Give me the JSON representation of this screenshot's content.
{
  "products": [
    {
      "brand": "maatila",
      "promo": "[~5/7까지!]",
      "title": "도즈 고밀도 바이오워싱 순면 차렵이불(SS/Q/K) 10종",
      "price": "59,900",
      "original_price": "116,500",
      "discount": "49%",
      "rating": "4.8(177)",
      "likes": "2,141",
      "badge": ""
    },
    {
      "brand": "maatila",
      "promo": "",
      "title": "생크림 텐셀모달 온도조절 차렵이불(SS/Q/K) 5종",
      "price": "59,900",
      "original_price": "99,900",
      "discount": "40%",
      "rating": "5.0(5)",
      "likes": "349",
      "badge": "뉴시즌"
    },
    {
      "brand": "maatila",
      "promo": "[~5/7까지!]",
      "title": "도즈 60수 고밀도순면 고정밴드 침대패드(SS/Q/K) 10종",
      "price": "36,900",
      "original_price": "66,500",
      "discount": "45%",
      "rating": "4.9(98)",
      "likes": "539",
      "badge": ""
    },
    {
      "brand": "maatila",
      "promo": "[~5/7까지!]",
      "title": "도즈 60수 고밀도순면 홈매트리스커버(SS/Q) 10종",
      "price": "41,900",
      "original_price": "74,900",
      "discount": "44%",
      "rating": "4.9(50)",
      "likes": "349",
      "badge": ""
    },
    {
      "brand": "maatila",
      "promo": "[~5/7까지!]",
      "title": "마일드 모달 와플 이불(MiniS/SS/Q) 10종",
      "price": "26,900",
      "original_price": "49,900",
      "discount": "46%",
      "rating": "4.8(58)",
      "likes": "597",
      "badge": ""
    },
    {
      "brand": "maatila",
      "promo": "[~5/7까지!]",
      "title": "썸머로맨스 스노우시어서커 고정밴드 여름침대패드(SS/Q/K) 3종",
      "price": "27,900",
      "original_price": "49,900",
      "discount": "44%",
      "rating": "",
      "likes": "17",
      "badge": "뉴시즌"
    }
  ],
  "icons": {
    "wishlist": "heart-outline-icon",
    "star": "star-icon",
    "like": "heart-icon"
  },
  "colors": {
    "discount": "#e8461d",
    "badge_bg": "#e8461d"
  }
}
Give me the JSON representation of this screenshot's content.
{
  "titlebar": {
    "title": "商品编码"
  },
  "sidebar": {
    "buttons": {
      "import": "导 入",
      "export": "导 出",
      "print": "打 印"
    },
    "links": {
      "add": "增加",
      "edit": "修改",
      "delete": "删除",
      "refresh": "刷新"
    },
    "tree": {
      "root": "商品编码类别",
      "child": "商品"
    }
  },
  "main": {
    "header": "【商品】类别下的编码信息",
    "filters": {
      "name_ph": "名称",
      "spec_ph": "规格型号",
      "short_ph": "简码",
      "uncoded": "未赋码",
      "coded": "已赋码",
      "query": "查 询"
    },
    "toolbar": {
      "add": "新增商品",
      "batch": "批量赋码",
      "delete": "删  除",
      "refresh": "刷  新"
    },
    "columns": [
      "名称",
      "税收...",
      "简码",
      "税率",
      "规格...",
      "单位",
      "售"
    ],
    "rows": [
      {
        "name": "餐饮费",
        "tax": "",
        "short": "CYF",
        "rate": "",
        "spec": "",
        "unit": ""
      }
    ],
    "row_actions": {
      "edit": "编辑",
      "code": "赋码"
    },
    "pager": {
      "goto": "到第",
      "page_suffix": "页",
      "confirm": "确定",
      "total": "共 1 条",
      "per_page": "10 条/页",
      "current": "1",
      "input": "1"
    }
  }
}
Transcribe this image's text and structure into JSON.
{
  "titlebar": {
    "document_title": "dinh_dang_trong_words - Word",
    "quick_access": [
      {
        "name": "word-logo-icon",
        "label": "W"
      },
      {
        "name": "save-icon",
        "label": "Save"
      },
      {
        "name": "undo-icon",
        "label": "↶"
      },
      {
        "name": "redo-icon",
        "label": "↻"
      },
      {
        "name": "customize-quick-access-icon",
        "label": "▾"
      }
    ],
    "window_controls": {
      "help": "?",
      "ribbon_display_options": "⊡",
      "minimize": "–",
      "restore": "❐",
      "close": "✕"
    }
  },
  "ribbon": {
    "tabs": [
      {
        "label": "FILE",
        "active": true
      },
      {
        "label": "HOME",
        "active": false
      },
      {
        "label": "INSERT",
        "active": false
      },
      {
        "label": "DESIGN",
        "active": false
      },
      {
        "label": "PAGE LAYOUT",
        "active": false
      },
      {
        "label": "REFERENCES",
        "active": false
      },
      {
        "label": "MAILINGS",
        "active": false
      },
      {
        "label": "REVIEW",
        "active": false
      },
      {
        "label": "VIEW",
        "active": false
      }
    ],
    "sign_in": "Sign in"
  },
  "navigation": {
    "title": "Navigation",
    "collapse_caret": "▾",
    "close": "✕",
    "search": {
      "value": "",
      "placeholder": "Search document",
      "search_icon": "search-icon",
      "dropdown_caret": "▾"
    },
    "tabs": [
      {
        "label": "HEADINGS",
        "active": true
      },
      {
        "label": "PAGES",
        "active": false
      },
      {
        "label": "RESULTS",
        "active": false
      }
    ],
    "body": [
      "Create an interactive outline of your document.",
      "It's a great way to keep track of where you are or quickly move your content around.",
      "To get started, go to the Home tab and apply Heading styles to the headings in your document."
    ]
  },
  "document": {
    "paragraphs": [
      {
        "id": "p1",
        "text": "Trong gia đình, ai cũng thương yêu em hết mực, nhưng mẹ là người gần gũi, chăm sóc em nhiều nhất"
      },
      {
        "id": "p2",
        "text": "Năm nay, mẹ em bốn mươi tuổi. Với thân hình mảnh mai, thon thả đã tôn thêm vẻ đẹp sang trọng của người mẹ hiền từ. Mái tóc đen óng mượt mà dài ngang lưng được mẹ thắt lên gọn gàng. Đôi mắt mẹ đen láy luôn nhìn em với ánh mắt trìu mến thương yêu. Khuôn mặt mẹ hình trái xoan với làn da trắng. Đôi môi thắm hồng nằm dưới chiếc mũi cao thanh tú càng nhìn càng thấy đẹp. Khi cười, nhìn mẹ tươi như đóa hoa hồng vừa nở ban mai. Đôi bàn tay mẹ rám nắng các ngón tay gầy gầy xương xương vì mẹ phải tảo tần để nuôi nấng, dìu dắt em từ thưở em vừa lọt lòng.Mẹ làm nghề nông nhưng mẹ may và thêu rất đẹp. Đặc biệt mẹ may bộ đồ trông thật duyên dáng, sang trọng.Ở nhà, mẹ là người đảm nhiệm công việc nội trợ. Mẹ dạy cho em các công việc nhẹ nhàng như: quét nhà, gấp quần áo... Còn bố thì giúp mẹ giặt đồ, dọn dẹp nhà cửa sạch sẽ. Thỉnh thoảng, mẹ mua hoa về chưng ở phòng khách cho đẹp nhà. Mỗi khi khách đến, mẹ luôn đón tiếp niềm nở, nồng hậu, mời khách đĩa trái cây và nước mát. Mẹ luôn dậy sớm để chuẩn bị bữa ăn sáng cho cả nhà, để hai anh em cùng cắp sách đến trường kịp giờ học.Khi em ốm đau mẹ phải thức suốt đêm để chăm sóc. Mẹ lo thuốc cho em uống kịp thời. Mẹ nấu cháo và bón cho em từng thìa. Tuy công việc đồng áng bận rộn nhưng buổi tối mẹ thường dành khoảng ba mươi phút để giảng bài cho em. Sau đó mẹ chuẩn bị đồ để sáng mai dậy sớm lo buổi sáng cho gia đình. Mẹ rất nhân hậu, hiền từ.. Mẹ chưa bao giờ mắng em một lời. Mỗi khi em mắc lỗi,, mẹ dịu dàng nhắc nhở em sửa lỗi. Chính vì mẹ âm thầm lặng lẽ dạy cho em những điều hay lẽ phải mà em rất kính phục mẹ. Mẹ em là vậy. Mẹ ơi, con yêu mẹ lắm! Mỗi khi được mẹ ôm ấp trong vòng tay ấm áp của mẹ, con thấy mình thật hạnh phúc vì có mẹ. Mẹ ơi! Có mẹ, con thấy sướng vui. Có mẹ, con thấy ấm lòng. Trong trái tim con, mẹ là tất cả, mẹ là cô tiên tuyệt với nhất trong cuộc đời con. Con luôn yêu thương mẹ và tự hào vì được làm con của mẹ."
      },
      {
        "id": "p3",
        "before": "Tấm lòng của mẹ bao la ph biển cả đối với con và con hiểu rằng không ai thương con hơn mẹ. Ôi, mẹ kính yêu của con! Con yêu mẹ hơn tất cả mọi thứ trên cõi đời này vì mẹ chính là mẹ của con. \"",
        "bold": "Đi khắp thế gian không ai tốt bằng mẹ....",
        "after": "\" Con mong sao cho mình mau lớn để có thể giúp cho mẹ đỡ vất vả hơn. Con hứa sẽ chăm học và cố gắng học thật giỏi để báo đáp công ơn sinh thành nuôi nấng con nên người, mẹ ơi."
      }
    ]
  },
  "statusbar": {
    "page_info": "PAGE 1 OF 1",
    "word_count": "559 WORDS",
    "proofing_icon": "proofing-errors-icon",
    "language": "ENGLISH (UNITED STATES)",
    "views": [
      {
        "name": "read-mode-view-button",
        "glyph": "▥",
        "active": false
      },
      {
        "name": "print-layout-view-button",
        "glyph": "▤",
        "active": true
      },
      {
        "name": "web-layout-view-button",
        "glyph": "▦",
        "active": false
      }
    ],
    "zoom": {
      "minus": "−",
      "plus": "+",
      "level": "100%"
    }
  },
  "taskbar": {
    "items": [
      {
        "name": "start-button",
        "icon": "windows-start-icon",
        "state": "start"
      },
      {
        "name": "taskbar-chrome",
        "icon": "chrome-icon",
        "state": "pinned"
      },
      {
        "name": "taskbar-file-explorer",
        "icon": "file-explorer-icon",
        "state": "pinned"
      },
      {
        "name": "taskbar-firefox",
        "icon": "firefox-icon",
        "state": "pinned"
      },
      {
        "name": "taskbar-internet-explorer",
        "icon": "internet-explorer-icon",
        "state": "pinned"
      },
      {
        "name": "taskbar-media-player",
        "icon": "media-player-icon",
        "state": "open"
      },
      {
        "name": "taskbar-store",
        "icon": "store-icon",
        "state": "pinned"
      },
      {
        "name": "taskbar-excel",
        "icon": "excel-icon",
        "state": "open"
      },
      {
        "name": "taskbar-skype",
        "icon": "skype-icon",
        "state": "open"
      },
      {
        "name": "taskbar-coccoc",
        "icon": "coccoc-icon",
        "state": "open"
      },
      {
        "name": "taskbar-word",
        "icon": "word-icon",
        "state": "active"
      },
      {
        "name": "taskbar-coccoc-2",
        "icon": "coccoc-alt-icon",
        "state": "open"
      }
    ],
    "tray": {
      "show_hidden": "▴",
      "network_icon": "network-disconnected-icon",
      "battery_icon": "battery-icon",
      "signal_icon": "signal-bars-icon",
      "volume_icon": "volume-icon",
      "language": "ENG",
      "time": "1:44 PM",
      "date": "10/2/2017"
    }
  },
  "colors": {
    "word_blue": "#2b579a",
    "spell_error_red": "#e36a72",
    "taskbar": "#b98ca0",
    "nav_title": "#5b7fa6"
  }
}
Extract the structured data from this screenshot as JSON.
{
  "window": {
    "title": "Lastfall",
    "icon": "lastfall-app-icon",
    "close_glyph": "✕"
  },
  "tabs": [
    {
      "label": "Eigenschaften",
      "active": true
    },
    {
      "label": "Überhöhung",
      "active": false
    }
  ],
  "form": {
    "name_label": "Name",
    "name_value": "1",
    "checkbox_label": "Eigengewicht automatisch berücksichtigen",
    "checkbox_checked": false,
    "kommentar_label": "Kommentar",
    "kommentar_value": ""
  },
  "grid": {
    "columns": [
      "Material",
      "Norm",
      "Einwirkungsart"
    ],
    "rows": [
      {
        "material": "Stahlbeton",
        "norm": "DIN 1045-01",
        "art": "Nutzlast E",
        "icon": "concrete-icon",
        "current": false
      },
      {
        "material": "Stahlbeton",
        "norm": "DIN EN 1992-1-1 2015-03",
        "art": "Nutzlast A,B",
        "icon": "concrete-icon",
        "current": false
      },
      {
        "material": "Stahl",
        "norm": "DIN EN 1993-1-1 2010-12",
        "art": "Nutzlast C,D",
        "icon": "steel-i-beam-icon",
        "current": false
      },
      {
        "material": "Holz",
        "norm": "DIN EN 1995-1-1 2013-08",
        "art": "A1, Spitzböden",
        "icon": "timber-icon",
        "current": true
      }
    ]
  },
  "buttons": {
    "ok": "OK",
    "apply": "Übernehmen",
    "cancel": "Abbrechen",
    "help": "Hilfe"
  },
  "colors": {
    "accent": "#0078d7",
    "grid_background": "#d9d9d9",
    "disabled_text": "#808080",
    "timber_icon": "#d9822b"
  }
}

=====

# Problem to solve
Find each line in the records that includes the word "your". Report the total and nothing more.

# Result
3